I could not get over the incredible quality of this game. It is a Stonemaier standard. The almost vinyl feel of the rulebooks adds a level that other games don’t invest in. I would imagine that it slightly increases durability and definitely adds to the lush vibe. The Game Trayz are also on point with the robin’s egg blue card organizer and small clear bins keep the many components in check.
The player boards fold up to look like leather field study journals, though a couple of my scientist friends playing it said that they could add more authenticity by designing the journals to resemble the bright yellow top bound notepads scientists use with the word “WATERPROOF” emblazoned on the cover.
The dice are solid and the bird feeder themed tower keep things nice and neat. With everything on the table for a 5 player game, there was very little spare real estate to be had.
Also, of note, packing it back into the box with a Stonemaier standard repack diagram keeps it all pristine and playable.

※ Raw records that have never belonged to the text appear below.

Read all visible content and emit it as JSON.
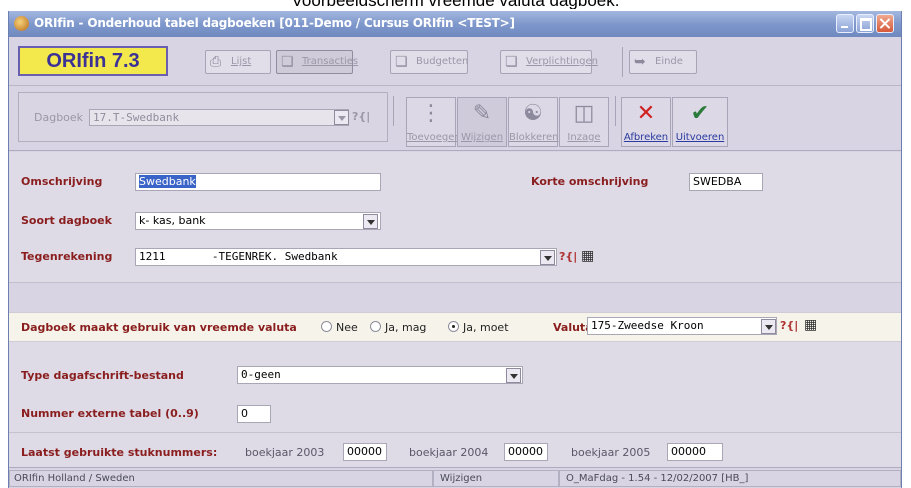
{
  "caption": "Voorbeeldscherm vreemde valuta dagboek.",
  "window": {
    "title": "ORIfin - Onderhoud tabel dagboeken [011-Demo / Cursus ORIfin <TEST>]"
  },
  "toolbar": {
    "logo": "ORIfin 7.3",
    "buttons": [
      {
        "label": "Lijst",
        "icon": "printer-icon"
      },
      {
        "label": "Transacties",
        "icon": "docs-icon"
      },
      {
        "label": "Budgetten",
        "icon": "docs-icon"
      },
      {
        "label": "Verplichtingen",
        "icon": "docs-icon"
      },
      {
        "label": "Einde",
        "icon": "exit-icon"
      }
    ]
  },
  "dagboek": {
    "label": "Dagboek",
    "value": "17.T-Swedbank"
  },
  "actions": [
    {
      "label": "Toevoegen",
      "icon": "add-icon"
    },
    {
      "label": "Wijzigen",
      "icon": "edit-icon"
    },
    {
      "label": "Blokkeren",
      "icon": "lock-icon"
    },
    {
      "label": "Inzage",
      "icon": "view-icon"
    },
    {
      "label": "Afbreken",
      "icon": "abort-icon"
    },
    {
      "label": "Uitvoeren",
      "icon": "execute-icon"
    }
  ],
  "form": {
    "omschrijving_label": "Omschrijving",
    "omschrijving_value": "Swedbank",
    "korte_label": "Korte omschrijving",
    "korte_value": "SWEDBA",
    "soort_label": "Soort dagboek",
    "soort_value": "k- kas, bank",
    "tegenrekening_label": "Tegenrekening",
    "tegenrekening_value": "1211       -TEGENREK. Swedbank"
  },
  "valuta": {
    "question": "Dagboek maakt gebruik van vreemde valuta",
    "options": [
      "Nee",
      "Ja, mag",
      "Ja, moet"
    ],
    "selected": "Ja, moet",
    "valuta_label": "Valuta",
    "valuta_value": "175-Zweedse Kroon"
  },
  "form2": {
    "type_label": "Type dagafschrift-bestand",
    "type_value": "0-geen",
    "nummer_label": "Nummer externe tabel (0..9)",
    "nummer_value": "0"
  },
  "stuknummers": {
    "label": "Laatst gebruikte stuknummers:",
    "years": [
      {
        "label": "boekjaar 2003",
        "value": "00000"
      },
      {
        "label": "boekjaar 2004",
        "value": "00000"
      },
      {
        "label": "boekjaar 2005",
        "value": "00000"
      }
    ]
  },
  "status": {
    "left": "ORIfin Holland / Sweden",
    "mode": "Wijzigen",
    "right": "O_MaFdag - 1.54 - 12/02/2007 [HB_]"
  },
  "colors": {
    "label_red": "#8a1e1e",
    "logo_yellow": "#f3e94d",
    "title_blue": "#7f98cc"
  }
}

I love it when a game fits back in perfectly after assembly!
I need a coffee table book. Seriously. The detail? Breathtaking The color palette? Appealing and serene. The medium (colored pencil)? Conveys an organic, raw, and natural feel.
The vibe at my table was jovial but confused. When you’re going for a first time play, a chatty group who hasn’t caught up in a while is not the target audience. It takes some thinking and focus to learn so keep that in mind.
For some extra atmosphere, turn on some birdsong in the background. My husband happened to be playing a video game in the same room that had ambient forest sounds that included lots of birdsong and it really enhanced the playing experience!
Age Range & Weight
Once you get over the component count and think of the pieces as they would be used to represent bird behavior, it makes perfect sense. It has many different opportunities to add to your score so there is a mid-weight complexity to it, but once you have a good handle on the game, a game-savvy 10-12 year old could definitely participate.
This was a fascinating window into the world of ornithology and I absolutely loved the thematic elements. Honestly, Stonemaier could have easily gone with photograph based art, but to create drawings to represent 170 different birds is just stunning and brings it to another level. The gameplay was very engaging and took focus, but every player, no matter how distracted, was able to pick it up.
I bought Wingspan to give to a close friend who did her masters with bird research, but as it left my house after her birthday celebration, I was already making plans to purchase a second copy.
Another quote comes to mind from Sir David Attenborough, “Everyone likes birds. What wild creature is more accessible to our eyes and ears, as close to us and everyone in the world, as universal as a bird?”